While the number of train crossing accidents have fallen greatly in the last 30 years, most that still occur are in rural areas. Rural crossings are not usually required to have crossing arms and flashing lights.
Unfortunately, railroad crossing accidents still are quite common, even though there are far fewer these days than decades ago. Our railroad accident attorneys in Virginia and North Carolina know that the majority of these accidents do not happen because the car driver is trying to beat the train. At passive rail crossings that have no flashing lights or gates, drivers have to watch carefully for train traffic. However, we have found that in many cases, drivers do not have a clear view to the left and right at the crossing.
One of our clients was going over railroad tracks in Virginia when a train suddenly appeared and slammed his car into a ditch, which led to a sizable settlement.
There have been studies of train crashes at railroad crossings, and it was found that sight obstruction from 2001 to 2005 had led to 87 deaths at the crossings. States have been quite slow to inspect railroad crossings and to remove all obstructions. If they did so, perhaps there would be fewer of these senseless tragedies. Anyone who has had a loved one killed at a train crossing should consult with an experienced attorney, because there are cases where the accident was not the driver’s fault.
A Philadelphia law firm stated this week that it will seek punitive damages in lawsuits filed for six more passengers in the deadly Amtrak derailment last May.
The law firm, Baum, Hedlund, Aristei & Goldman, stated that the complaints that were filed in federal court will be consolidated with others that were filed earlier this year.
The law suits allege that the accident could have been avoided if better safety precautions had been implemented by Amtrak.
Eight people died and 200 were hurt in the May 12 derailment. The train entered a curve at double the 50 MPH speed limit.
Last week, Amtrak announced that it had activated a new safety system on that part of the track. The system is called positive train control or PTC. It is a complex package of equipment and communications upgrades that monitor and control speeds of trains and locations to prevent collisions and derailments.
Anyone who has suffered an injury in a train derailment will have a lot of questions about how to proceed in the legal sphere. Our team of railroad accident lawyers has handled many train derailment personal injury cases in the last 30 years. One of our lawyers wrote a leading treatise on railroad health and safety that sits in most major law libraries.

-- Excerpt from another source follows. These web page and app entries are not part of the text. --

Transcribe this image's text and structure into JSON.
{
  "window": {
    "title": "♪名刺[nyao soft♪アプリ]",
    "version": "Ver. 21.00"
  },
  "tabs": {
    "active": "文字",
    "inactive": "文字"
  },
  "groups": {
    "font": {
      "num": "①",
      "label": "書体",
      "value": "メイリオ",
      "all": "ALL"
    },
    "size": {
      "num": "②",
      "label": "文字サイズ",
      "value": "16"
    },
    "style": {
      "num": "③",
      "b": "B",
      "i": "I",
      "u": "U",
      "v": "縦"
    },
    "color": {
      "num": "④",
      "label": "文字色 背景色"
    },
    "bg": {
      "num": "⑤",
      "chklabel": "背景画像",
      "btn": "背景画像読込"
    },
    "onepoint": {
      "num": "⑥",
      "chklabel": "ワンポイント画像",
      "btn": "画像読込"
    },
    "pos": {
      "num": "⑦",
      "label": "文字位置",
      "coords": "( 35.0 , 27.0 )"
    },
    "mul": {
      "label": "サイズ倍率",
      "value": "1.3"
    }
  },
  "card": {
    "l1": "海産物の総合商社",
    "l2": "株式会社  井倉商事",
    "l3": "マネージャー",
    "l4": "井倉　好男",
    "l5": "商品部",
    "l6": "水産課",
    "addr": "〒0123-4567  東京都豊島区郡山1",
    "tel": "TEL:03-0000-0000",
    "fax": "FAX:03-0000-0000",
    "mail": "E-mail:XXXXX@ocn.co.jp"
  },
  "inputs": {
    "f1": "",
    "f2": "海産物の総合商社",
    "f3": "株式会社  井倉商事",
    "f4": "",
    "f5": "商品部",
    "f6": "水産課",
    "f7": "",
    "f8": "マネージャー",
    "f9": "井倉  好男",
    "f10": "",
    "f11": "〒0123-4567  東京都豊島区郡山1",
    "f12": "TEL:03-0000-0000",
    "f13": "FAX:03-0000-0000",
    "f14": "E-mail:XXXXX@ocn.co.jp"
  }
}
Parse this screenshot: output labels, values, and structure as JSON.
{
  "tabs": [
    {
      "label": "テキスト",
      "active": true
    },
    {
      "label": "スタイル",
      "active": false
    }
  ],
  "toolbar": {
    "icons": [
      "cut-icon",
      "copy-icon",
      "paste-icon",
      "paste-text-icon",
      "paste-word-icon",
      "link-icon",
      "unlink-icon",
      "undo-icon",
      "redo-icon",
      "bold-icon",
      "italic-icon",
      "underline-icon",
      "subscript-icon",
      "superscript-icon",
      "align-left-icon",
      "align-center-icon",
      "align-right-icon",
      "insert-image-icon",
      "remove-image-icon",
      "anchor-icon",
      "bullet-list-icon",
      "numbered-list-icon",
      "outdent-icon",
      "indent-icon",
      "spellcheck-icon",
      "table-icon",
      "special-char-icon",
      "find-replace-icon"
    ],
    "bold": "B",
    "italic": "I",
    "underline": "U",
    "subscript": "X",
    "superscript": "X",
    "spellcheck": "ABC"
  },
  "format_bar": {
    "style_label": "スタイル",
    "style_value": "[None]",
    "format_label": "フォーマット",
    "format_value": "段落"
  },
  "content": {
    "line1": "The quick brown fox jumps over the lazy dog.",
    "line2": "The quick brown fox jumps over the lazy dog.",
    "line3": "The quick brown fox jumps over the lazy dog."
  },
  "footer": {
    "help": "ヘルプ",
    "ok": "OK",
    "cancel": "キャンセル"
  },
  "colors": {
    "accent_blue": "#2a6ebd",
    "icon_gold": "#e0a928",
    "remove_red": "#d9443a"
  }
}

We also reached a $190,000 settlement in a case where our client was an employee in train transportation service, and the train derailed. Parts of his body hit the train, and he started to have headaches and tingling in his right arm after the accident. The case was tough to settle but with our tenacity and experience, we were successful.
We have written two excellent legal guides on railroad worker injury law that could be useful to you if you have a loved one who has been injured in a train accident. You can download these helpful railroad injury guides here.